It’s best to use homemade compost to ensure that you’re propagating beneficial bacteria that already thrive in your specific environment. However, if you’re unsure about the quality of your own compost, you can try to use quality-assured store-bought compost like Jocelyn’s Soil Booster (worm castings).
2. Dechlorinated water
Water is used as a medium to host the bacteria. Rain water is fine to use at is, but tap water will be chlorinated. Our municipalities chlorinate our water to disinfect it from bad microbes, however it also kills the good guys… needless to say, chlorine could render our entire project useless!
To dechlorinate water, you first have to figure out whether your municipality uses chlorine or chloramine. The former can simply be removed by aerating the water for 24 hours prior to adding the compost.

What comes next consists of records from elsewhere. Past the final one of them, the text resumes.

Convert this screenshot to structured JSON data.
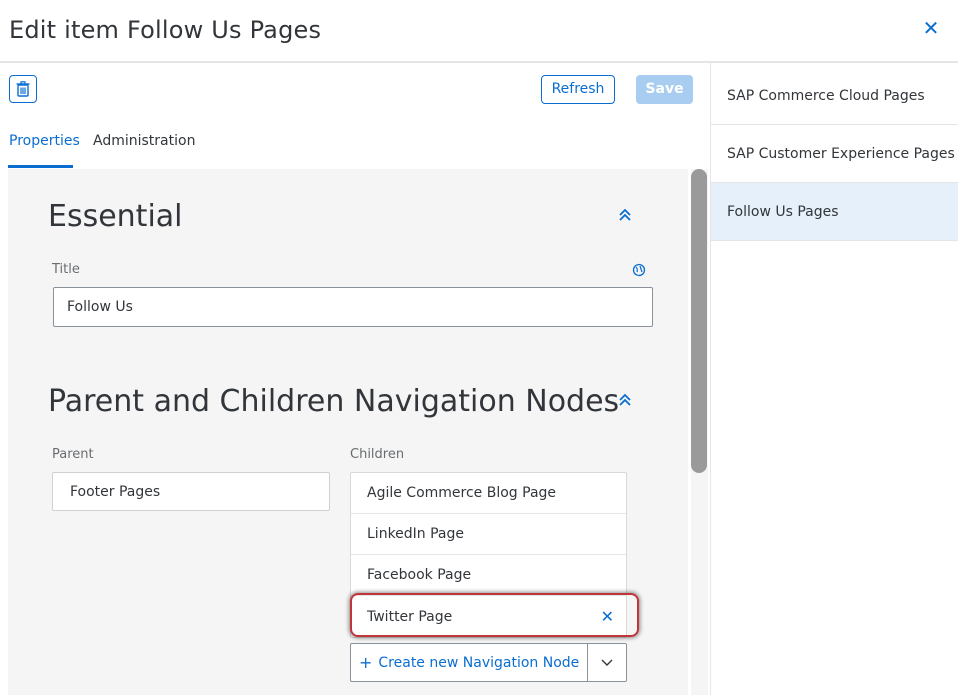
{
  "header": {
    "title": "Edit item Follow Us Pages"
  },
  "toolbar": {
    "refresh_label": "Refresh",
    "save_label": "Save"
  },
  "tabs": [
    {
      "label": "Properties"
    },
    {
      "label": "Administration"
    }
  ],
  "sections": {
    "essential": {
      "title": "Essential",
      "title_field": {
        "label": "Title",
        "value": "Follow Us"
      }
    },
    "navigation": {
      "title": "Parent and Children Navigation Nodes",
      "parent": {
        "label": "Parent",
        "value": "Footer Pages"
      },
      "children": {
        "label": "Children",
        "items": [
          {
            "label": "Agile Commerce Blog Page"
          },
          {
            "label": "LinkedIn Page"
          },
          {
            "label": "Facebook Page"
          },
          {
            "label": "Twitter Page"
          }
        ],
        "create_label": "Create new Navigation Node"
      }
    }
  },
  "right_pane": {
    "items": [
      {
        "label": "SAP Commerce Cloud Pages",
        "selected": false
      },
      {
        "label": "SAP Customer Experience Pages",
        "selected": false
      },
      {
        "label": "Follow Us Pages",
        "selected": true
      }
    ]
  },
  "colors": {
    "accent": "#0a6ed1",
    "highlight": "#c0353a",
    "selected_bg": "#e5f0fa"
  }
}
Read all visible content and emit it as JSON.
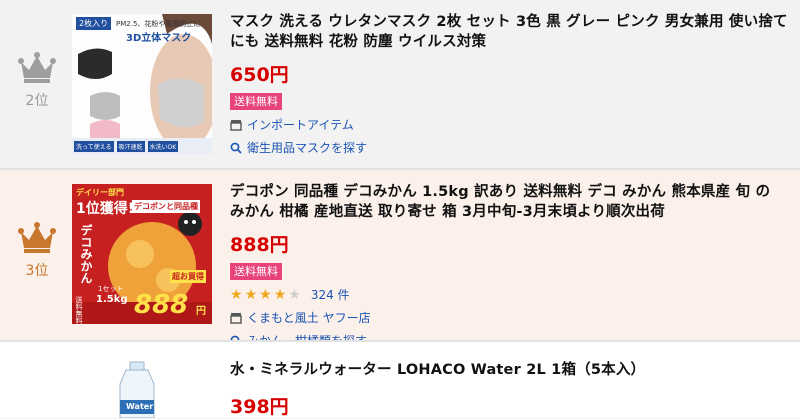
{
  "items": [
    {
      "rank": "2位",
      "title": "マスク 洗える ウレタンマスク 2枚 セット 3色 黒 グレー ピンク 男女兼用 使い捨て にも 送料無料 花粉 防塵 ウイルス対策",
      "price": "650円",
      "badge": "送料無料",
      "store": "インポートアイテム",
      "search": "衛生用品マスクを探す",
      "thumb": {
        "tag": "2枚入り",
        "headline": "PM2.5、花粉や風邪防止に",
        "title": "3D立体マスク",
        "chips": [
          "洗って使える",
          "吸汗速乾",
          "水洗いOK"
        ]
      }
    },
    {
      "rank": "3位",
      "title": "デコポン 同品種 デコみかん 1.5kg 訳あり 送料無料 デコ みかん 熊本県産 旬 の みかん 柑橘 産地直送 取り寄せ 箱 3月中旬-3月末頃より順次出荷",
      "price": "888円",
      "badge": "送料無料",
      "rating": 4,
      "review_count": "324 件",
      "store": "くまもと風土 ヤフー店",
      "search": "みかん、柑橘類を探す",
      "thumb": {
        "banner": "デイリー部門",
        "first": "1位獲得!",
        "sub": "デコポンと同品種",
        "name": "デコみかん",
        "weight_a": "1セット",
        "weight_b": "1.5kg",
        "shipping": "送料無料",
        "deal": "超お買得",
        "big_price": "888",
        "yen": "円"
      }
    },
    {
      "title": "水・ミネラルウォーター LOHACO Water 2L 1箱（5本入）",
      "price": "398円",
      "thumb": {
        "label": "Water"
      }
    }
  ],
  "colors": {
    "price": "#d60000",
    "badge": "#e8437a",
    "link": "#1a55b4",
    "silver_crown": "#9e9e9e",
    "bronze_crown": "#c8782e"
  }
}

The latter is slightly too strongly bound to be off gassed. Instead chloramine can be neutralized immediately with vitamin C power. In Toronto, we have chloramine in our water.
3. Microbe Food
Microbes need food too. We can feed them a mixture of any combination of liquid kelp, molasses, sea minerals, and liquid fish. But don’t overdo it, or the brew can go anaerobic.
Finally, we need to encourage the good aerobic bacteria to reproduce and kills off any bad anaerobic bacteria. We do this by providing the environment for the former to thrive and the latter to die by aerating the mixture. This is typically done with some sort of pump … the brewing process will essentially by an aerobic bacteria Jacuzzi!
For the same reasons as above, it’s best to brew your compost tea outside as opposed to indoors to ensure that you are propagating beneficial bacteria that thrive in the temperature you’ll be using the compost tea in.
There are tons of recipes out there each with a slightly different ratio of the 4 aforementioned components. This is the one we’re using right now:
- 5 gallons of water (dechlorinated with a sprinkle of vitamin C powder)
- 2 cups of vermicompost
- 1 tbsp liquid kelp
- 1 tbsp molasses
- 1 tsp sea minerals
We aerate the mixture for 24 hours and spray the mixture on the leaves of our plants before 10am in the morning while the plant’s stomata are still open. There are diminishing returns when the mixture is aerated for more than 24 hours as the bacteria may be saturated and run out of food. The tea must be used within 2-5 hours of ending the aeration process as we’ve artificially induced the reproduction of the aerobic bacteria to a much higher concentration than what could occur naturally. When we stop providing their preferred environment (via aeration), they will die off quite quickly.
Tea is ready. Guests are ready.
…IT’S TEA PARTY TIME!!
|Is it compost tea or is it a cesspool???
…Only a microscope can tell!
Compost tea can be applied to soil or folliarly (on the leaves) on plants. At the BUFCO Lab, we’re experimenting with foliar applications for disease prevention and potentially reversal. For example, we’re trying to prevent and reverse early signs of powdery mildew on our zucchini and tomatoes.
The idea is to coat the plants with beneficial aerobic bacteria that will colonize on the plants and out compete and crowd out the bad guys. That said, be careful to spray both the tops and undersides of the leaves.
Stay tuned for the results of our little experiment!
Despite all this theory, it’s ultimately impossible to know whether the compost tea will be beneficial or not unless we have a microscope to see what kinds of bacteria and nematodes are present. So yes, we’ve been naively spraying our plants with Who-Knows-What. But fret not, for we’re making plans to get our hands on a microscope and we’re soooo excited to share what we’ll see!